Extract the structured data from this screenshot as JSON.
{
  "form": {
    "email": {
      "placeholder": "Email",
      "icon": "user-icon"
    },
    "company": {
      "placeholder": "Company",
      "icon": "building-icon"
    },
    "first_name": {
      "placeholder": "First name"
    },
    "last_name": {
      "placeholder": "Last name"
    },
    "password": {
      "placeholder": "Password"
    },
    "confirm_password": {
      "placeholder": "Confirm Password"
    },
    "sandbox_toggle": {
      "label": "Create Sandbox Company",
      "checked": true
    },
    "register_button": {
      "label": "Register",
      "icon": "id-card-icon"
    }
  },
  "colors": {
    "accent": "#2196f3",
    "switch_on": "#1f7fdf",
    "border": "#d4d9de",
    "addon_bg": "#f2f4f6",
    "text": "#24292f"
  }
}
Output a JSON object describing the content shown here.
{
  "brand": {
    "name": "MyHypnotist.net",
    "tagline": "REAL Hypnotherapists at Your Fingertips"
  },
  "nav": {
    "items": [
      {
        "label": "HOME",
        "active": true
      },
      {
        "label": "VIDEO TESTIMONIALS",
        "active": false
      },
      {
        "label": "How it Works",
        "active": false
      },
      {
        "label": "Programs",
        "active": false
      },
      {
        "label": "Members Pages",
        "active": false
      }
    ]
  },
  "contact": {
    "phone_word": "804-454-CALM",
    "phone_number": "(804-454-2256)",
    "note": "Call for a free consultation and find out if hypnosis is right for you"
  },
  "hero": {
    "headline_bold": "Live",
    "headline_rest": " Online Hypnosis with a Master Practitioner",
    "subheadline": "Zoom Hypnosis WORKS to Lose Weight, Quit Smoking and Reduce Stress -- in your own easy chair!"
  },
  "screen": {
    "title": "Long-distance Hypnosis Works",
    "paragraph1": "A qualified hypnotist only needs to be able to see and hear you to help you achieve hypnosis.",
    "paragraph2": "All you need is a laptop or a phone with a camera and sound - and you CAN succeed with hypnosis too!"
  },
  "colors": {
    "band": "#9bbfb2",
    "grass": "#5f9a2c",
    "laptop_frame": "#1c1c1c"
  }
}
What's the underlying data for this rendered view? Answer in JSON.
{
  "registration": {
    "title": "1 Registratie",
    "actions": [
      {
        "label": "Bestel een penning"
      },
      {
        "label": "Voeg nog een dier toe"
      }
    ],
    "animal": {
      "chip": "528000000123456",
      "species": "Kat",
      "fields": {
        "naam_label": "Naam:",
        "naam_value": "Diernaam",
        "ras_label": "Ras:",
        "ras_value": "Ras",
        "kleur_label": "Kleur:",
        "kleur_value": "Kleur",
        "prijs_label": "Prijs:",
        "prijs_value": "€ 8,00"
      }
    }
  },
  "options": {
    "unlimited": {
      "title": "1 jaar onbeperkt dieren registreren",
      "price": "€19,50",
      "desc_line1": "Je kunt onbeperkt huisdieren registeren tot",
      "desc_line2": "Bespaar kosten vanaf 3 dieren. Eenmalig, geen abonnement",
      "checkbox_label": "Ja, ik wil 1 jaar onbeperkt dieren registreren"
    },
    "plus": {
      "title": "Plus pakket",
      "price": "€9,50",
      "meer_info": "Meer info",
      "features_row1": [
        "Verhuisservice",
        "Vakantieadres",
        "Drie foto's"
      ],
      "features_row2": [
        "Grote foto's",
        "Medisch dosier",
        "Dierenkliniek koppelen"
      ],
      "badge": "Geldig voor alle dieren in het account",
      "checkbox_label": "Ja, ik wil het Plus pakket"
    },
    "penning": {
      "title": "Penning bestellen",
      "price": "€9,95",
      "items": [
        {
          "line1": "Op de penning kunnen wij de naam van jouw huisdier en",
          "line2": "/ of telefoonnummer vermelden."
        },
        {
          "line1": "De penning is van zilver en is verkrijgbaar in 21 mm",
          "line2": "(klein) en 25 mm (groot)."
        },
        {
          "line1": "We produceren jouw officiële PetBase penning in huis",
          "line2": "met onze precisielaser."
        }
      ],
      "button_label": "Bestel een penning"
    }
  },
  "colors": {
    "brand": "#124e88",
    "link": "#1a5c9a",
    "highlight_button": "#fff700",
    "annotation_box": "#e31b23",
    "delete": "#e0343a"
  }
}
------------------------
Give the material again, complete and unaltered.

Extract the structured data from this screenshot as JSON.
{
  "form": {
    "email": {
      "placeholder": "Email",
      "icon": "user-icon"
    },
    "company": {
      "placeholder": "Company",
      "icon": "building-icon"
    },
    "first_name": {
      "placeholder": "First name"
    },
    "last_name": {
      "placeholder": "Last name"
    },
    "password": {
      "placeholder": "Password"
    },
    "confirm_password": {
      "placeholder": "Confirm Password"
    },
    "sandbox_toggle": {
      "label": "Create Sandbox Company",
      "checked": true
    },
    "register_button": {
      "label": "Register",
      "icon": "id-card-icon"
    }
  },
  "colors": {
    "accent": "#2196f3",
    "switch_on": "#1f7fdf",
    "border": "#d4d9de",
    "addon_bg": "#f2f4f6",
    "text": "#24292f"
  }
}
Output a JSON object describing the content shown here.
{
  "brand": {
    "name": "MyHypnotist.net",
    "tagline": "REAL Hypnotherapists at Your Fingertips"
  },
  "nav": {
    "items": [
      {
        "label": "HOME",
        "active": true
      },
      {
        "label": "VIDEO TESTIMONIALS",
        "active": false
      },
      {
        "label": "How it Works",
        "active": false
      },
      {
        "label": "Programs",
        "active": false
      },
      {
        "label": "Members Pages",
        "active": false
      }
    ]
  },
  "contact": {
    "phone_word": "804-454-CALM",
    "phone_number": "(804-454-2256)",
    "note": "Call for a free consultation and find out if hypnosis is right for you"
  },
  "hero": {
    "headline_bold": "Live",
    "headline_rest": " Online Hypnosis with a Master Practitioner",
    "subheadline": "Zoom Hypnosis WORKS to Lose Weight, Quit Smoking and Reduce Stress -- in your own easy chair!"
  },
  "screen": {
    "title": "Long-distance Hypnosis Works",
    "paragraph1": "A qualified hypnotist only needs to be able to see and hear you to help you achieve hypnosis.",
    "paragraph2": "All you need is a laptop or a phone with a camera and sound - and you CAN succeed with hypnosis too!"
  },
  "colors": {
    "band": "#9bbfb2",
    "grass": "#5f9a2c",
    "laptop_frame": "#1c1c1c"
  }
}
What's the underlying data for this rendered view? Answer in JSON.
{
  "registration": {
    "title": "1 Registratie",
    "actions": [
      {
        "label": "Bestel een penning"
      },
      {
        "label": "Voeg nog een dier toe"
      }
    ],
    "animal": {
      "chip": "528000000123456",
      "species": "Kat",
      "fields": {
        "naam_label": "Naam:",
        "naam_value": "Diernaam",
        "ras_label": "Ras:",
        "ras_value": "Ras",
        "kleur_label": "Kleur:",
        "kleur_value": "Kleur",
        "prijs_label": "Prijs:",
        "prijs_value": "€ 8,00"
      }
    }
  },
  "options": {
    "unlimited": {
      "title": "1 jaar onbeperkt dieren registreren",
      "price": "€19,50",
      "desc_line1": "Je kunt onbeperkt huisdieren registeren tot",
      "desc_line2": "Bespaar kosten vanaf 3 dieren. Eenmalig, geen abonnement",
      "checkbox_label": "Ja, ik wil 1 jaar onbeperkt dieren registreren"
    },
    "plus": {
      "title": "Plus pakket",
      "price": "€9,50",
      "meer_info": "Meer info",
      "features_row1": [
        "Verhuisservice",
        "Vakantieadres",
        "Drie foto's"
      ],
      "features_row2": [
        "Grote foto's",
        "Medisch dosier",
        "Dierenkliniek koppelen"
      ],
      "badge": "Geldig voor alle dieren in het account",
      "checkbox_label": "Ja, ik wil het Plus pakket"
    },
    "penning": {
      "title": "Penning bestellen",
      "price": "€9,95",
      "items": [
        {
          "line1": "Op de penning kunnen wij de naam van jouw huisdier en",
          "line2": "/ of telefoonnummer vermelden."
        },
        {
          "line1": "De penning is van zilver en is verkrijgbaar in 21 mm",
          "line2": "(klein) en 25 mm (groot)."
        },
        {
          "line1": "We produceren jouw officiële PetBase penning in huis",
          "line2": "met onze precisielaser."
        }
      ],
      "button_label": "Bestel een penning"
    }
  },
  "colors": {
    "brand": "#124e88",
    "link": "#1a5c9a",
    "highlight_button": "#fff700",
    "annotation_box": "#e31b23",
    "delete": "#e0343a"
  }
}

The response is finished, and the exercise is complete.